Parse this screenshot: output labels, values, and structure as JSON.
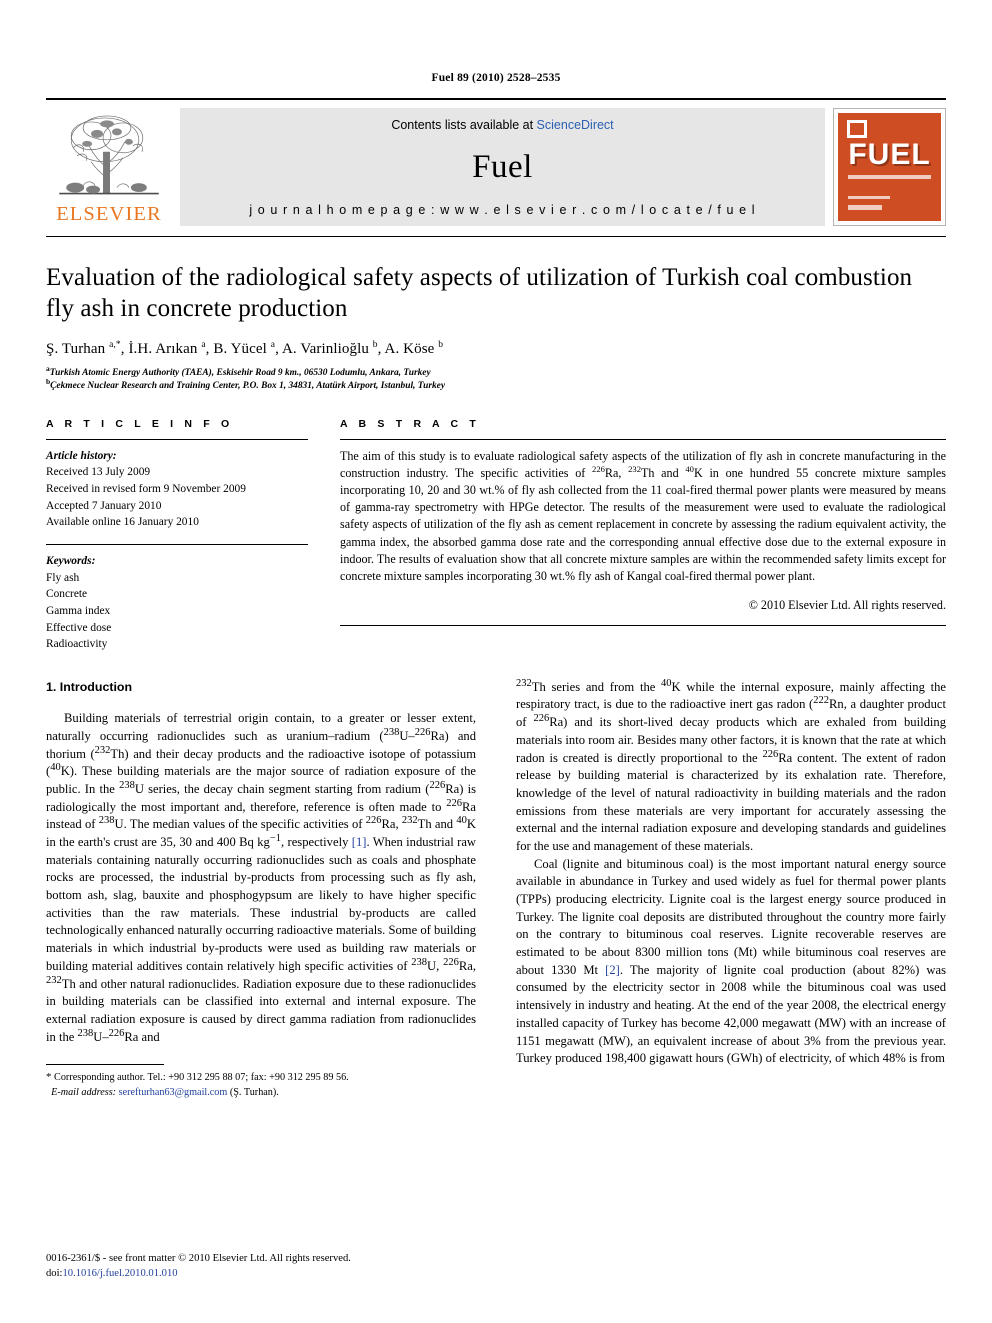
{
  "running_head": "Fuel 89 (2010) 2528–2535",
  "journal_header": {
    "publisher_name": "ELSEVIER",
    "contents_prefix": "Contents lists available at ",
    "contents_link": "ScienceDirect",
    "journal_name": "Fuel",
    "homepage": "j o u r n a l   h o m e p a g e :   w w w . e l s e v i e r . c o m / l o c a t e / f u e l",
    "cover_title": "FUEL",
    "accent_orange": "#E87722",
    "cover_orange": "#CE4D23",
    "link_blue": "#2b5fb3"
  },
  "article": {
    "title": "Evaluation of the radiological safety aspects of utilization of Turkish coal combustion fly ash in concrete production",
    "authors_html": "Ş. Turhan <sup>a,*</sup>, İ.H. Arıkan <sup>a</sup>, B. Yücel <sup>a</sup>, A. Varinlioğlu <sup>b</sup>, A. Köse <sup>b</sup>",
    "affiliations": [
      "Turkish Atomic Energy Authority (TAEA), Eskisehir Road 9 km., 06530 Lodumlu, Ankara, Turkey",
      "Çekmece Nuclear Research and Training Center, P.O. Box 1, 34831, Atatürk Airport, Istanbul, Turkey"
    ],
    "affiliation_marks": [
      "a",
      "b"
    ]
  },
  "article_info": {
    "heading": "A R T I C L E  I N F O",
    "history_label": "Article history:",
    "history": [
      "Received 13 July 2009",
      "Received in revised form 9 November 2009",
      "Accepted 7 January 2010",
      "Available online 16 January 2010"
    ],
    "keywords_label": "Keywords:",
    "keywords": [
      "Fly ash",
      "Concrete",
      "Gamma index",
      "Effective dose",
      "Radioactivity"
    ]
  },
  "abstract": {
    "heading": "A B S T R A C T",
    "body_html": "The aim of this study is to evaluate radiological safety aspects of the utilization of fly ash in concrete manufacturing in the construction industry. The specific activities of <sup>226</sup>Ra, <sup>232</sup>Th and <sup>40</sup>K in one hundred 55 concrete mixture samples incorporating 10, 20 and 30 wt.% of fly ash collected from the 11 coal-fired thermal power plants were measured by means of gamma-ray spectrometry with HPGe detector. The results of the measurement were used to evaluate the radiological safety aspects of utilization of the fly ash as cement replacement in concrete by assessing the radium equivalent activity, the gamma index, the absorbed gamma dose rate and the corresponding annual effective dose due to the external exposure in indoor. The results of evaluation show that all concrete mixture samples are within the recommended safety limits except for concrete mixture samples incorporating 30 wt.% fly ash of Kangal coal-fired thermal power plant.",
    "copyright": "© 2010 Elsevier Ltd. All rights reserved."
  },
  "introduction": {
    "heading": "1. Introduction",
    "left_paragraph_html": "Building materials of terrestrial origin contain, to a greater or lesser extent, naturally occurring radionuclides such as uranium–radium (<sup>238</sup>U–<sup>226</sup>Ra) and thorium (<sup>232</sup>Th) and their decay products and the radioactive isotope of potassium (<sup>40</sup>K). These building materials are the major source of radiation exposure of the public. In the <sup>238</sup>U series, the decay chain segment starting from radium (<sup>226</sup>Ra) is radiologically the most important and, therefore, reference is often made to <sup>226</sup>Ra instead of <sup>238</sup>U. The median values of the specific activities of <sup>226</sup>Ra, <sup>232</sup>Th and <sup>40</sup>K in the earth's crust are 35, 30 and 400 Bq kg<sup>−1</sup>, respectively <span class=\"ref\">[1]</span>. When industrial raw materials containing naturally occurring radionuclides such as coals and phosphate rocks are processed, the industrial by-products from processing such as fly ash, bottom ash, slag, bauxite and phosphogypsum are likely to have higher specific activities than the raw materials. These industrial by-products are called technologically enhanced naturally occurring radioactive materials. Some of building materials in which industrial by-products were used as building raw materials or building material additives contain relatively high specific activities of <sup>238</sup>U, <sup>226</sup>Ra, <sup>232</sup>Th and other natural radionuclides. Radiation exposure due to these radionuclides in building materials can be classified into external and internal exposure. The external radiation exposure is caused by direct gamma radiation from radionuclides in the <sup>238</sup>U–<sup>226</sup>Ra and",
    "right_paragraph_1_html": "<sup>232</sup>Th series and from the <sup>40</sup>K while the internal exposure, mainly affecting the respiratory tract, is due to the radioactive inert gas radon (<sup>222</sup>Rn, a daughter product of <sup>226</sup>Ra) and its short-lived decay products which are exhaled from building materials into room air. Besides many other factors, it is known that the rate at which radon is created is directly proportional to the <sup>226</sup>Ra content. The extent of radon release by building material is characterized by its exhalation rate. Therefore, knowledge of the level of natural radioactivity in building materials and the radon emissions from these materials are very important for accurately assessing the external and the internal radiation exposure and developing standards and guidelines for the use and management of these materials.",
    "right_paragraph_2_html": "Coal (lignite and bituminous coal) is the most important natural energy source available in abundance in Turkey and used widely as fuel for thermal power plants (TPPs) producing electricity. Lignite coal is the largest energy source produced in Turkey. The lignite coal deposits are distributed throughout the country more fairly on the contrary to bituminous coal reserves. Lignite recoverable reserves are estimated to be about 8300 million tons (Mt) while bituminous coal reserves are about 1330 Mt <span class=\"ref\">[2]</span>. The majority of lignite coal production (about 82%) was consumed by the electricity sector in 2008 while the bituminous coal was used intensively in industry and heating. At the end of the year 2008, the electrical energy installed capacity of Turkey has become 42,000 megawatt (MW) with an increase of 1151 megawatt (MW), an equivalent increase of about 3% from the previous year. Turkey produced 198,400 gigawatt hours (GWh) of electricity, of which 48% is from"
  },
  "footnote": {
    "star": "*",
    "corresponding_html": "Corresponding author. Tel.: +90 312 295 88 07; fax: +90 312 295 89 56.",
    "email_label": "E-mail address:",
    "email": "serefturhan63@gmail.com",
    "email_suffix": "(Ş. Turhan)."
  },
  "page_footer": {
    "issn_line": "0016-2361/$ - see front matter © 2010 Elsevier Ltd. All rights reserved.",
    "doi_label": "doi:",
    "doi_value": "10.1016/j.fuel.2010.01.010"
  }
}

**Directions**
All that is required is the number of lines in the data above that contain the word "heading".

**Exercise output**
3